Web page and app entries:

"""

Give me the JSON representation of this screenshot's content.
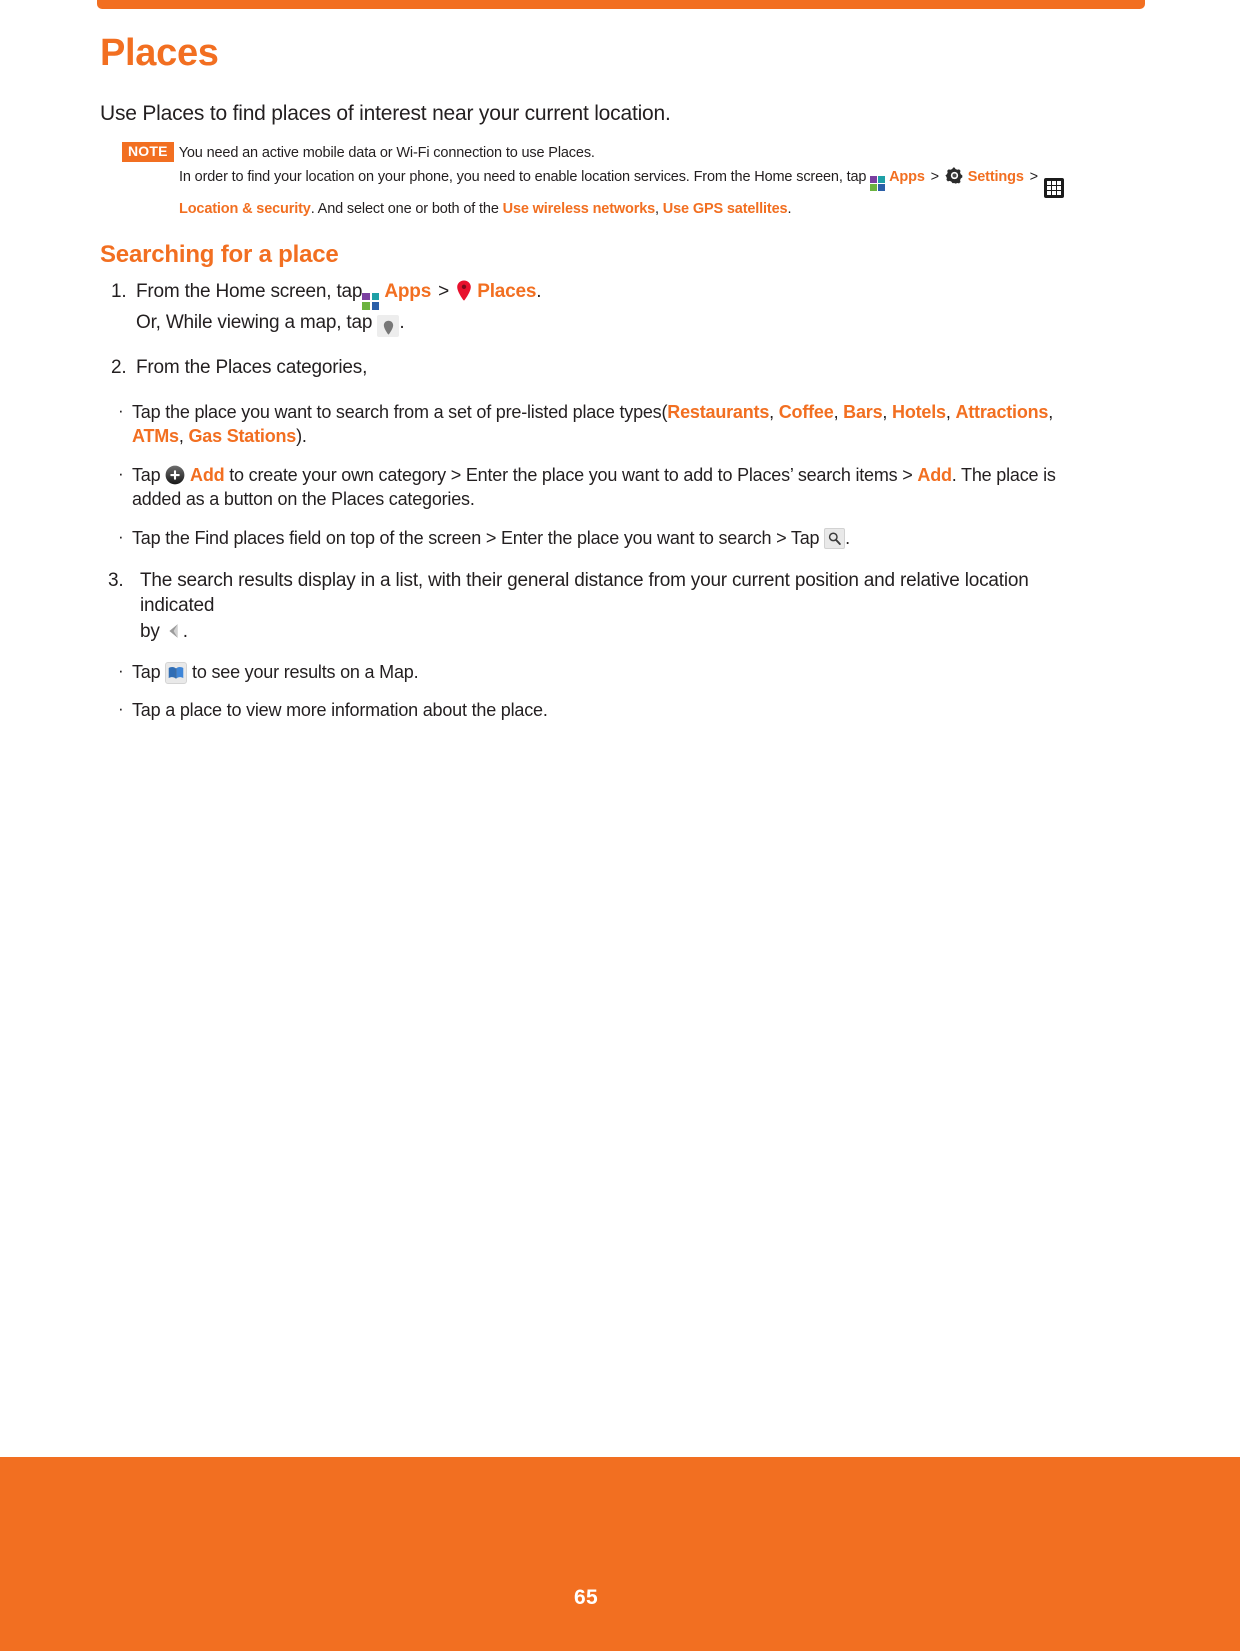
{
  "theme": {
    "accent": "#f26f21",
    "text": "#231f20",
    "page_bg": "#ffffff"
  },
  "header": {
    "title": "Places"
  },
  "intro": {
    "text": "Use Places to find places of interest near your current location."
  },
  "note": {
    "badge": "NOTE",
    "line1": "You need an active mobile data or Wi-Fi connection to use Places.",
    "line2_a": "In order to find your location on your phone, you need to enable location services. From the Home screen, tap",
    "line2_apps": "Apps",
    "line2_gt1": ">",
    "line2_settings": "Settings",
    "line2_gt2": ">",
    "line3_location": "Location & security",
    "line3_mid": ". And select one or both of the ",
    "line3_wireless": "Use wireless networks",
    "line3_comma": ", ",
    "line3_gps": "Use GPS satellites",
    "line3_end": ".",
    "icons": {
      "apps": "apps-grid-icon",
      "settings": "gear-icon",
      "all_apps": "app-drawer-icon"
    }
  },
  "section": {
    "title": "Searching for a place"
  },
  "steps": [
    {
      "num": "1.",
      "text_a": "From the Home screen, tap",
      "apps_label": "Apps",
      "gt": ">",
      "places_label": "Places",
      "period": ".",
      "sub_a": "Or, While viewing a map, tap",
      "sub_b": ".",
      "icons": {
        "apps": "apps-grid-icon",
        "places": "map-pin-red-icon",
        "map_pin": "map-pin-gray-icon"
      }
    },
    {
      "num": "2.",
      "text": "From the Places categories,"
    },
    {
      "num": "3.",
      "text_a": "The search results display in a list, with their general distance from your current position and relative location indicated",
      "text_b": "by",
      "text_c": ".",
      "icons": {
        "direction": "direction-arrow-icon"
      }
    }
  ],
  "bullets_group1": [
    {
      "dot": "·",
      "prefix": "Tap the place you want to search from a set of pre-listed place types(",
      "types": [
        "Restaurants",
        "Coffee",
        "Bars",
        "Hotels",
        "Attractions",
        "ATMs",
        "Gas Stations"
      ],
      "suffix": ")."
    },
    {
      "dot": "·",
      "t1": "Tap",
      "add1": "Add",
      "t2": "to create your own category > Enter the place you want to add to Places’ search items >",
      "add2": "Add",
      "t3": ". The place is added as a button on the Places categories.",
      "icons": {
        "add": "plus-circle-icon"
      }
    },
    {
      "dot": "·",
      "t1": "Tap the Find places field on top of the screen > Enter the place you want to search > Tap",
      "t2": ".",
      "icons": {
        "search": "search-icon"
      }
    }
  ],
  "bullets_group2": [
    {
      "dot": "·",
      "t1": "Tap",
      "t2": "to see your results on a Map.",
      "icons": {
        "map": "map-book-icon"
      }
    },
    {
      "dot": "·",
      "t1": "Tap a place to view more information about the place."
    }
  ],
  "footer": {
    "page_number": "65"
  }
}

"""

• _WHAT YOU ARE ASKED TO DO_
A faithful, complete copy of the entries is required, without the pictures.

• _TASK RESULT_
Give me the JSON representation of this screenshot's content.
{
  "theme": {
    "accent": "#f26f21",
    "text": "#231f20",
    "page_bg": "#ffffff"
  },
  "header": {
    "title": "Places"
  },
  "intro": {
    "text": "Use Places to find places of interest near your current location."
  },
  "note": {
    "badge": "NOTE",
    "line1": "You need an active mobile data or Wi-Fi connection to use Places.",
    "line2_a": "In order to find your location on your phone, you need to enable location services. From the Home screen, tap",
    "line2_apps": "Apps",
    "line2_gt1": ">",
    "line2_settings": "Settings",
    "line2_gt2": ">",
    "line3_location": "Location & security",
    "line3_mid": ". And select one or both of the ",
    "line3_wireless": "Use wireless networks",
    "line3_comma": ", ",
    "line3_gps": "Use GPS satellites",
    "line3_end": ".",
    "icons": {
      "apps": "apps-grid-icon",
      "settings": "gear-icon",
      "all_apps": "app-drawer-icon"
    }
  },
  "section": {
    "title": "Searching for a place"
  },
  "steps": [
    {
      "num": "1.",
      "text_a": "From the Home screen, tap",
      "apps_label": "Apps",
      "gt": ">",
      "places_label": "Places",
      "period": ".",
      "sub_a": "Or, While viewing a map, tap",
      "sub_b": ".",
      "icons": {
        "apps": "apps-grid-icon",
        "places": "map-pin-red-icon",
        "map_pin": "map-pin-gray-icon"
      }
    },
    {
      "num": "2.",
      "text": "From the Places categories,"
    },
    {
      "num": "3.",
      "text_a": "The search results display in a list, with their general distance from your current position and relative location indicated",
      "text_b": "by",
      "text_c": ".",
      "icons": {
        "direction": "direction-arrow-icon"
      }
    }
  ],
  "bullets_group1": [
    {
      "dot": "·",
      "prefix": "Tap the place you want to search from a set of pre-listed place types(",
      "types": [
        "Restaurants",
        "Coffee",
        "Bars",
        "Hotels",
        "Attractions",
        "ATMs",
        "Gas Stations"
      ],
      "suffix": ")."
    },
    {
      "dot": "·",
      "t1": "Tap",
      "add1": "Add",
      "t2": "to create your own category > Enter the place you want to add to Places’ search items >",
      "add2": "Add",
      "t3": ". The place is added as a button on the Places categories.",
      "icons": {
        "add": "plus-circle-icon"
      }
    },
    {
      "dot": "·",
      "t1": "Tap the Find places field on top of the screen > Enter the place you want to search > Tap",
      "t2": ".",
      "icons": {
        "search": "search-icon"
      }
    }
  ],
  "bullets_group2": [
    {
      "dot": "·",
      "t1": "Tap",
      "t2": "to see your results on a Map.",
      "icons": {
        "map": "map-book-icon"
      }
    },
    {
      "dot": "·",
      "t1": "Tap a place to view more information about the place."
    }
  ],
  "footer": {
    "page_number": "65"
  }
}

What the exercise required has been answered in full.